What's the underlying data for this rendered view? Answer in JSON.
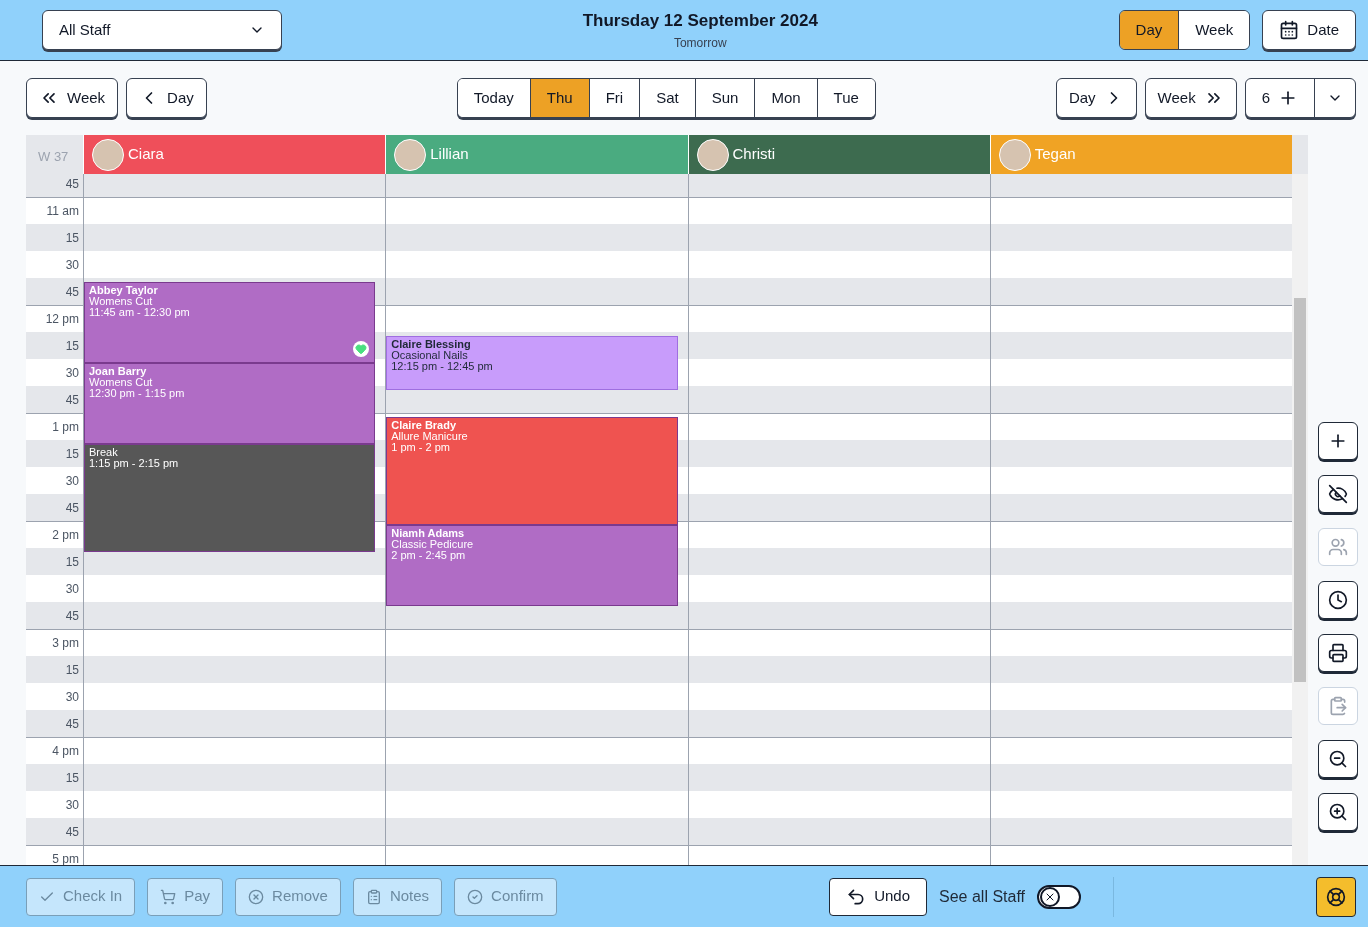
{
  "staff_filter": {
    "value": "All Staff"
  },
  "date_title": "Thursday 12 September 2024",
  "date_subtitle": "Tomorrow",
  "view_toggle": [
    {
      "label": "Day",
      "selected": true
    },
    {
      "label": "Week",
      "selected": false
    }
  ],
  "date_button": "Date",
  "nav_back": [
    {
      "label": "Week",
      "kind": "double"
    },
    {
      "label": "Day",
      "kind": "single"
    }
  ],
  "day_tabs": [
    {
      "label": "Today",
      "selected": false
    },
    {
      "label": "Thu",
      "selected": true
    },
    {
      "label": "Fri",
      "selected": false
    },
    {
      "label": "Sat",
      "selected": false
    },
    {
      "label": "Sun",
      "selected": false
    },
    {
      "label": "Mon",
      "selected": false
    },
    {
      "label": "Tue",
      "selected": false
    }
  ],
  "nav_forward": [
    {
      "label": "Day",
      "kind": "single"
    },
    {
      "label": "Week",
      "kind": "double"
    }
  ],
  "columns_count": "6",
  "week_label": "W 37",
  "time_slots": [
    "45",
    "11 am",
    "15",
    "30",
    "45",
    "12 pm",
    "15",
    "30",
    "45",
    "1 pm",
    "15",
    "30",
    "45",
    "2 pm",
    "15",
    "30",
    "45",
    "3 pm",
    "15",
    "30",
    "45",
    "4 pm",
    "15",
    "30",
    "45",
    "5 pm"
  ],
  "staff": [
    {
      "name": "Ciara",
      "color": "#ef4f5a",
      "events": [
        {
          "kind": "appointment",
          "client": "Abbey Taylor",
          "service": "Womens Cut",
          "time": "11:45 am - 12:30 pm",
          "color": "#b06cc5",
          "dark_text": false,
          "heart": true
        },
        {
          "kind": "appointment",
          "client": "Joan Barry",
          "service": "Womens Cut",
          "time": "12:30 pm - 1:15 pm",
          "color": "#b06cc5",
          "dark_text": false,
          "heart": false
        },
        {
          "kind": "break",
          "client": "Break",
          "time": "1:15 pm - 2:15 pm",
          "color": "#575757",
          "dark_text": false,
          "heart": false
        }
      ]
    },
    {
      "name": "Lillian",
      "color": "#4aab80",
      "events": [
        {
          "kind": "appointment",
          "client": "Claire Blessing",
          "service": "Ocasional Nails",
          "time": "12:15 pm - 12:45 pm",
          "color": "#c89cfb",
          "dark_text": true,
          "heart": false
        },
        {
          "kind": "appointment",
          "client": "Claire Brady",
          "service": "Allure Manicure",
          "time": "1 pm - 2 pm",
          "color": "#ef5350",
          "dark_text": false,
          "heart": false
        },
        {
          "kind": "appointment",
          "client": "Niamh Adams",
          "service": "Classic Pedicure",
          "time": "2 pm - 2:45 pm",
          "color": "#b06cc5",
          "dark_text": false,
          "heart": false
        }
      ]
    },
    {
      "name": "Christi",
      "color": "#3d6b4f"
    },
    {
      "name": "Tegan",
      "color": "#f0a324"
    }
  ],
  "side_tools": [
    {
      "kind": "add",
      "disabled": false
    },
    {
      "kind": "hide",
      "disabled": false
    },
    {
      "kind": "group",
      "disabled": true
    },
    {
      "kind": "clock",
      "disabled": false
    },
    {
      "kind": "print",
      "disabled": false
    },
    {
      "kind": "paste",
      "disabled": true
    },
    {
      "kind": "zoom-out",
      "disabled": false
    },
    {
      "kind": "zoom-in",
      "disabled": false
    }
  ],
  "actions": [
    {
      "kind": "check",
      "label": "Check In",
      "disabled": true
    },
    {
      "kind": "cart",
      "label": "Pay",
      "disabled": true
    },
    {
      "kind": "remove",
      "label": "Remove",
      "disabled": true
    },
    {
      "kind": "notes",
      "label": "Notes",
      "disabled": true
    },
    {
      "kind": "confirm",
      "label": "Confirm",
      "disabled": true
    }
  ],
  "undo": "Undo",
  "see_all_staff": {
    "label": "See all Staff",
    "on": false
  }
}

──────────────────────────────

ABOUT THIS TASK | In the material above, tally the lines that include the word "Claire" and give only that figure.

EXERCISE RESPONSE | 2